less.' She sends no message for me, does not want to explain herself to me. . . .'
'Grigory Mihalitch,' called a strained voice positively in his ear.
Litvinov started, and saw before him his servant with a note in his hand. He recognised Irina's writing. . . . Before he had broken the seal, he had a foreknowledge of woe, and bent his head on his breast and hunched his shoulders, as though shrinking from the blow.
He plucked up courage at last, and tore open the envelope all at once. On a small sheet of notepaper were the following lines:
'Forgive me, Grigory Mihalitch. All is over between us; I am going away to Petersburg. I am dreadfully unhappy, but the thing is done. It seems my fate . . . but no, I do not want to justify myself. My presentiments have been realised. Forgive me, forget me; I am not worthy of you.— Irina. Be magnanimous: do not try to see me.'

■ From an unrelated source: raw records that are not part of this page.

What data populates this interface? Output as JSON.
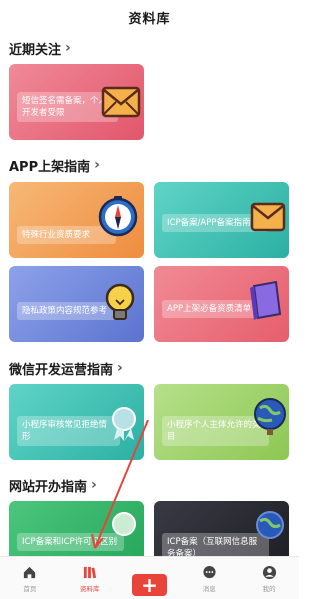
{
  "header": {
    "title": "资料库"
  },
  "sections": {
    "recent": {
      "label": "近期关注",
      "chevron": "›"
    },
    "app": {
      "label": "APP上架指南",
      "chevron": "›"
    },
    "wechat": {
      "label": "微信开发运营指南",
      "chevron": "›"
    },
    "website": {
      "label": "网站开办指南",
      "chevron": "›"
    }
  },
  "cards": {
    "sms": {
      "text": "短信签名需备案，个人开发者受限"
    },
    "special": {
      "text": "特殊行业资质要求"
    },
    "icp_app": {
      "text": "ICP备案/APP备案指南"
    },
    "privacy": {
      "text": "隐私政策内容规范参考"
    },
    "app_docs": {
      "text": "APP上架必备资质清单"
    },
    "miniprog_review": {
      "text": "小程序审核常见拒绝情形"
    },
    "miniprog_personal": {
      "text": "小程序个人主体允许的类目"
    },
    "icp_cert": {
      "text": "ICP备案和ICP许可证区别"
    },
    "icp_internet": {
      "text": "ICP备案（互联网信息服务备案）"
    }
  },
  "tabbar": {
    "home": "首页",
    "library": "资料库",
    "plus": "+",
    "messages": "消息",
    "mine": "我的"
  },
  "colors": {
    "accent": "#e8443a",
    "pink": "#ec6f80",
    "orange": "#f3a25a",
    "teal": "#3fc2b4",
    "blue": "#6f86d8",
    "lime": "#a3d36a",
    "green": "#33b86b",
    "dark": "#2b2b33"
  },
  "icons": [
    "envelope-icon",
    "compass-icon",
    "lightbulb-icon",
    "book-icon",
    "award-icon",
    "globe-icon",
    "home-icon",
    "library-icon",
    "chat-icon",
    "user-icon"
  ]
}
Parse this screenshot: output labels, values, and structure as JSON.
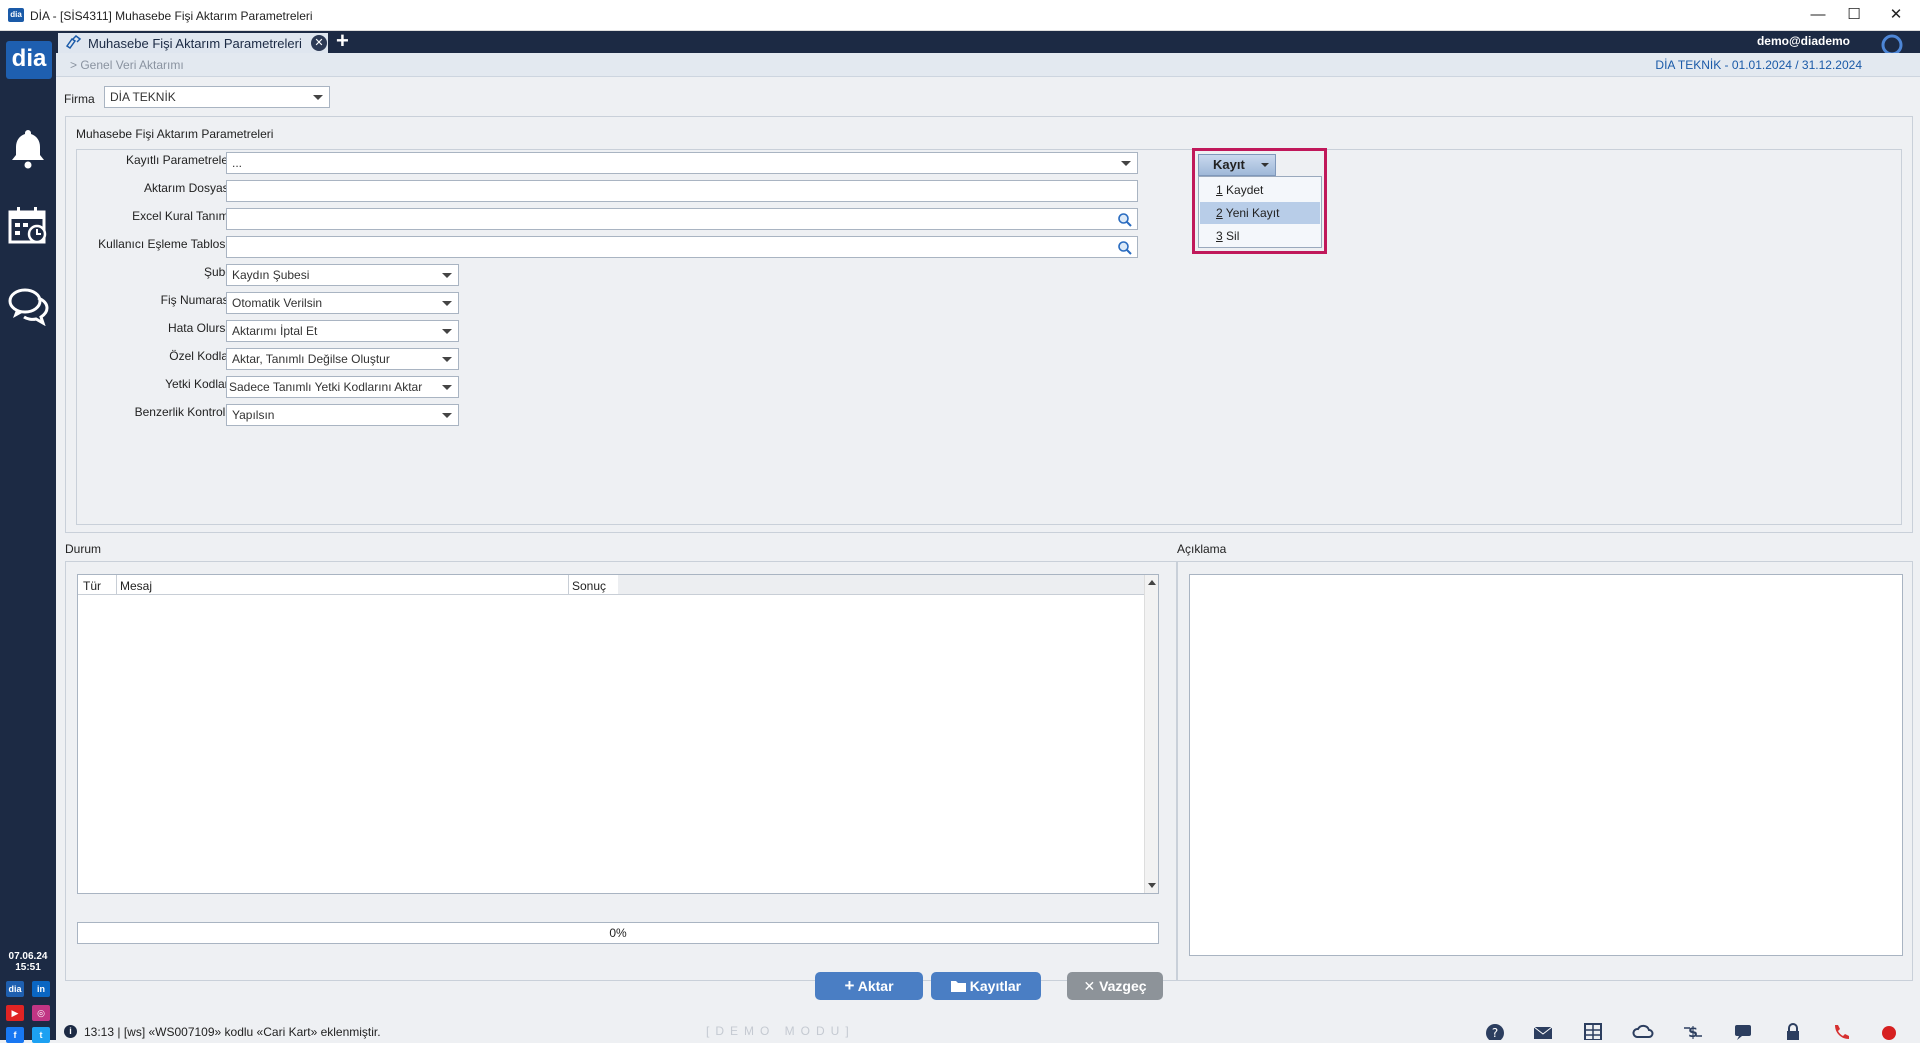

Litvinov read these five lines, and slowly dropped on to the sofa, as though some one had dealt him a blow on the breast. He dropped the note, picked it up, read it again, whispered 'to Petersburg,' and dropped it again ; that was all. There even came upon him a sense of peace ; he even, with his hands thrown behind him, smoothed the pillow under his head.